Here we will focus upon how various observational methods may be used to help teachers
form judgements about the use of language by pupils and the fact that it is important
to be aware of the limitations of these approaches for sampling use of language in
Read the following article and consider the main issues raised in it.
The language used by pupils, even young children, can be highly complex. Teachers
are not specialists in language and communication development. It takes much practice
and training to make reliable and accurate transcriptions of pupils’ utterances.
A variety of different analyses of samples of utterances are possible, ranging from simple word counts to complex profiling of grammatical usage, vocabulary and/or phonology. Teachers should always seek specialist advice from a speech and language therapist if one is available.
What is your experience of working with such specialists? How has their input and expertise informed your approach?
It simply is not a realistic aim to use observational methods alone to arrive
at an understanding of pupils’ language abilities. Observations can be useful
for generating hypotheses about a pupil’s language abilities but they may require
further testing. Observations help teachers to check on the generalisation to the
ordinary classroom environment of language skills that have been learned in more
structured teaching settings.
Some aspects of a pupil’s use of language are more likely to be observed at home. Therefore, parental cooperation in getting together realistic language samples is going to be helpful in gaining a fuller picture.
Observation records should show the context for what pupils say and do. For instance, does the pupil say more in response to questions or to statements from the teacher? Does the pupil say more during specific activities? Is the teacher more likely to get responses in activities involving use of actual items or will the pupil respond well to discussion about pictures? Does the pupil tend to say more when interacting with a particular adult or pupils? And so on.
When planning observations, have a particular focus. For instance, has the pupil
started to use verbs? Also, what constitutes a sufficient sample of utterances for
analysis? It may take a minimum sample of 50 to 100 sentences or words to generate
a reasonable profile of a pupil’s overall language abilities and needs.
Some researchers recommend obtaining a minimum of 30 minutes of taped interactions between a child and the therapist of which 15 minutes should be in an unstructured free play setting and 15 minutes of dialogue on some aspect of the child’s experience. In the case of a quieter child, it may be necessary to continue to sample until a pattern emerges.
It is important to remember that observation alone cannot give us a comprehensive

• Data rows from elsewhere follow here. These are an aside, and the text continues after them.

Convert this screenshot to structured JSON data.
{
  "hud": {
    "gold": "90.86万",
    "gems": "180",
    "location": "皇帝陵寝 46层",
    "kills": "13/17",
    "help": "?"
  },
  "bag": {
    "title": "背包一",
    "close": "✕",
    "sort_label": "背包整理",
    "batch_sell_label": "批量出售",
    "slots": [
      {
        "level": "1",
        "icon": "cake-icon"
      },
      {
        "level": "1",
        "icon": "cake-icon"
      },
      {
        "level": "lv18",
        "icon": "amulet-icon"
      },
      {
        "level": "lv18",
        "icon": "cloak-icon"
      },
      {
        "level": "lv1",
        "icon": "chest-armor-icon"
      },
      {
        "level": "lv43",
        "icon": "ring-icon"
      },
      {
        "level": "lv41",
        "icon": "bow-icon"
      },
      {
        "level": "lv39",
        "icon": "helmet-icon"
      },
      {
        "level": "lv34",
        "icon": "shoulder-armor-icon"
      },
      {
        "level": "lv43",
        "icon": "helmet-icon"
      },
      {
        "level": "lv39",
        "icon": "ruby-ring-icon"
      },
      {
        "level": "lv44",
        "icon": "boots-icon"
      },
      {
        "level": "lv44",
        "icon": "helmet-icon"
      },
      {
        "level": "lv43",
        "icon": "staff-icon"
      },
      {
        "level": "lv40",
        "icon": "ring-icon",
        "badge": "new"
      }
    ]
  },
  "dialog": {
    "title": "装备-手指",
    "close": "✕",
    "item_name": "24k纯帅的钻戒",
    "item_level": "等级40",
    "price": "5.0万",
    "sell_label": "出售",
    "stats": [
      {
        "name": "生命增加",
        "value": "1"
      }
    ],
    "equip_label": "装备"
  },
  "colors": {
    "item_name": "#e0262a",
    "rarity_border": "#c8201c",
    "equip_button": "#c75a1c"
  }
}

picture of the pupil’s knowledge and skills. Observations within natural contexts
and the use of various assessment tools are equally important in holistic assessment.
One particular assessment tool is provided by the Derbyshire Language Scheme. Read about it here:
In this video a teaching assistant uses simple, objective tests in the context of the Derbyshire Language Scheme to assess a child’s understanding of simple sentences. What is the teaching assistant assessing? What do you observe about the child’s responses and about the adult’s use of strategies and techniques?